How to Adapt Your Marketing Strategy in a Crisis
In a crisis situation subject to daily/weekly changes, you must continually review and adapt how you are speaking to your customers and managing your brands.
Since the COVID19 pandemic and the Black Lives Matter movement have taken center stage, most organizations have given marketing a lower priority. In this rapidly evolving moment in history, marketing is an integral component of moving your business forward. Conveying the right tone while taking the proper actions in order to help restore customers’ faith in your business is a critical yet challenging task.
“Among marketing’s greatest challenges is foreseeing how customer wants, needs, expectations and purchasing decisions will evolve,” says Augie Ray, VP Analyst, Gartner.
Take a look at our four marketing tips on how to successfully emerge from the crises.
1. Continuously listen for changes in customer sentiment and behavior
Building trust is more important than ever because customers today are bombarded with options. A customer’s purchasing decision often stems from which brand closely aligns with their own values and morals. Thanks to the rise of social media ads, a consumer may pass through hundreds of product advertisements in a single day. How do you get customers to reestablish trust with your brand?
85% of consumers form opinions
about companies based on
how companies react in times of crisis.*
You need to listen to your customer’s expectations, feelings, and needs as they adapt to their new normal. The key is to monitor customer discussions regarding information relevant to your brand through sales calls, emails, customer service chats and social media. By continually monitoring customer sentiment about their concerns and reactions to your brand, you have an opportunity to quickly re-adjust your message, if necessary.
2. Anticipate operational impacts
While staying true to your brand’s values, marketers must be quick to adapt to the changing market demands for products and services. As states are slowly reopening and consumer purchasing behavior is acclimating to a “new normal,” here are 3 areas that can help you prepare for potential operational changes:

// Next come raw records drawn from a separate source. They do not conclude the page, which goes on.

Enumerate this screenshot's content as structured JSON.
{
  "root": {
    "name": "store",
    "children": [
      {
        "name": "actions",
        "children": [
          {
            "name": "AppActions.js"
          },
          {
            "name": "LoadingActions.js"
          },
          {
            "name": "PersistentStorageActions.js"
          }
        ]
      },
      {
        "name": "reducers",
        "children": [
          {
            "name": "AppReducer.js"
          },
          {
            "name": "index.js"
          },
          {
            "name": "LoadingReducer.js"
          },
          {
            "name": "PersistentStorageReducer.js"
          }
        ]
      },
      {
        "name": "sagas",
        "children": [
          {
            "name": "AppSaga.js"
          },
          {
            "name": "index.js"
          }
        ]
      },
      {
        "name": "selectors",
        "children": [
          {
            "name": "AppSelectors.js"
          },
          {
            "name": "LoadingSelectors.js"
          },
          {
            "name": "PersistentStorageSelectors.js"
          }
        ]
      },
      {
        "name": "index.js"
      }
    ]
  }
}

• Set reasonable expectations for your brand. For products or services with an unpredictable future due to supply chain disruptions, a brand should consider pausing campaigns promoting such products as to not over-promise to customers.
• Anticipate and prepare for a greater volume of customer service requests. Build a list of responses to anticipated customer service questions or concerns as a response to the crisis.
• Reevaluate your marketing budget. Instead of cutting marketing budgets, as many companies have already done, companies should prioritize their marketing spend on efficient, high-performing campaigns to maintain the competitive edge amongst competitors by carefully reviewing and adjusting their digital footprint.
3. Adapt your marketing plan
Consumer as well as business purchasing behavior has completely flipped since the start of the COVID-19 pandemic. Following are three areas to focus on:
• Develop a more compassionate/empathetic marketing content strategy. Being mindful of the current environment, marketers must carefully consider their language tone and purpose of their messaging while adjusting to the changing landscape. Many marketers are turning to need-based, compassionate marketing messages as more consumers are turning to brands that are helping with the current challenges we face.
• Decide media purchases early. In addition to the present situations, brands are also competing with the media buy (TV/Radio/Digital/Print) for the upcoming Presidential election. Prepare your media plan early and make adjustments later on if needed.
• Develop a plan for event-based programs. With large gatherings still restricted for the foreseeable future, create alternative marketing plans for future shows. i.e. the recent pivot for event planners to create virtual shows.
4. Double down on digital marketing strategies
More than ever, the majority of individuals are looking to social media for news, a way to connect with people and as an escape of our unpredictable reality. It is important to understand not only how your business is perceived on all digital platforms, but also that it works to fulfill your marketing and sales goals.
It is critical that you map your firm’s digital footprint as it is today to understand what channels your company is using and then map out what channels you should use in the future. The decision on which channel to use needs to be based on your target market.
Most organizations we come in contact with limit their digital footprint to one or two tactics (i.e. email and their website). By doing so, they are effectively closing down avenues that are potentially great sources of leads and opportunities. Go here to download the 7 Steps to Create a Successful Digital Footprint
Here are two ways to increase digital exposure:
1. Increase video content across platforms. According to research by Hubspot, “Video marketers see a 54% increase in brand awareness with their content among audience members.”
2. Ramp up social media. Reach out to your audience with thoughtful, people-focused social media content. Empathize, motivate and engage your followers to help your brand stay relevant.
With the looming worry of a recessionary period as a result of the COVID-19 pandemic, as well as a shift in public sentiment, businesses continue to be uncertain of any long-term marketing commitments. However, now is the time for marketers to dust off their existing marketing strategy and reevaluate it to meet today’s communication needs. There is plenty of opportunity if you approach your marketplace with empathy and intelligence.
If you need help or have questions on how to create messaging that works for both your company and the marketplace, give us a call.
* The Company behind the Brand II: In Goodness We Trust, Weber Shandwick, in partnership with KRC Research